→ REQUIRED ACTION
The job is to find each line of the records below that includes the word "this" and copy it.

→ TASK INPUT
++++
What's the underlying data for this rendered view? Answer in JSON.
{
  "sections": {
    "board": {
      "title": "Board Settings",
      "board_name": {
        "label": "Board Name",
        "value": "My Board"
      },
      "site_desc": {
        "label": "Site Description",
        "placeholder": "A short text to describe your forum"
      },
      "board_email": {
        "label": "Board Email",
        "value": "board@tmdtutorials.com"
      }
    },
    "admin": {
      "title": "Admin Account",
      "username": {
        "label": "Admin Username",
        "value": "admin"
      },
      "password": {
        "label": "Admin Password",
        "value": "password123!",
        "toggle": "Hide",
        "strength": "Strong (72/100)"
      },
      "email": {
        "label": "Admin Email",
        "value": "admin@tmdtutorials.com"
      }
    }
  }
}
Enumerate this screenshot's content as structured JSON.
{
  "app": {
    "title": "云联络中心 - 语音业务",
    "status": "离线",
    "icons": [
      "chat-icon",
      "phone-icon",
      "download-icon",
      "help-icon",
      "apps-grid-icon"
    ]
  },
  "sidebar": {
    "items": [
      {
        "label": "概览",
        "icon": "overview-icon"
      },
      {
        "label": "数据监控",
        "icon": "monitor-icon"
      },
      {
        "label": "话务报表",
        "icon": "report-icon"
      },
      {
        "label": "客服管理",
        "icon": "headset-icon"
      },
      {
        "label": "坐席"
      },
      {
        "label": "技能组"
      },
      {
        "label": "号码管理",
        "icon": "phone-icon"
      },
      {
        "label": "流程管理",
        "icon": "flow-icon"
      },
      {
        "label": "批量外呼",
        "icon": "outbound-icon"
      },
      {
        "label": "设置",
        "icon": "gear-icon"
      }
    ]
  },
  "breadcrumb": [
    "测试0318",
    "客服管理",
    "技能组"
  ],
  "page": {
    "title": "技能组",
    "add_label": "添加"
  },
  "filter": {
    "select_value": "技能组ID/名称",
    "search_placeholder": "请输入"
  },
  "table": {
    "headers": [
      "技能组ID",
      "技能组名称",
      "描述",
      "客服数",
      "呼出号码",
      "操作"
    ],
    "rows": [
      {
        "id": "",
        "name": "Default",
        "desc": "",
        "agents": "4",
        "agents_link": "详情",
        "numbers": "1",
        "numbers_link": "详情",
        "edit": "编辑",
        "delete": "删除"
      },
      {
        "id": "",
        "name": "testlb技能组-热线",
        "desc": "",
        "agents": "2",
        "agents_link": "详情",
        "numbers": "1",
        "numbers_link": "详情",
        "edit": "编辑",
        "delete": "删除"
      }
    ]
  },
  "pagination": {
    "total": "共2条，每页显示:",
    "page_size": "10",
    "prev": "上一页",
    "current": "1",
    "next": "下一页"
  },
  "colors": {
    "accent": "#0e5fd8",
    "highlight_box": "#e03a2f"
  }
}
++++
→ ANSWER TO THE EXERCISE
What's the underlying data for this rendered view? Answer in JSON.
Enumerate this screenshot's content as structured JSON.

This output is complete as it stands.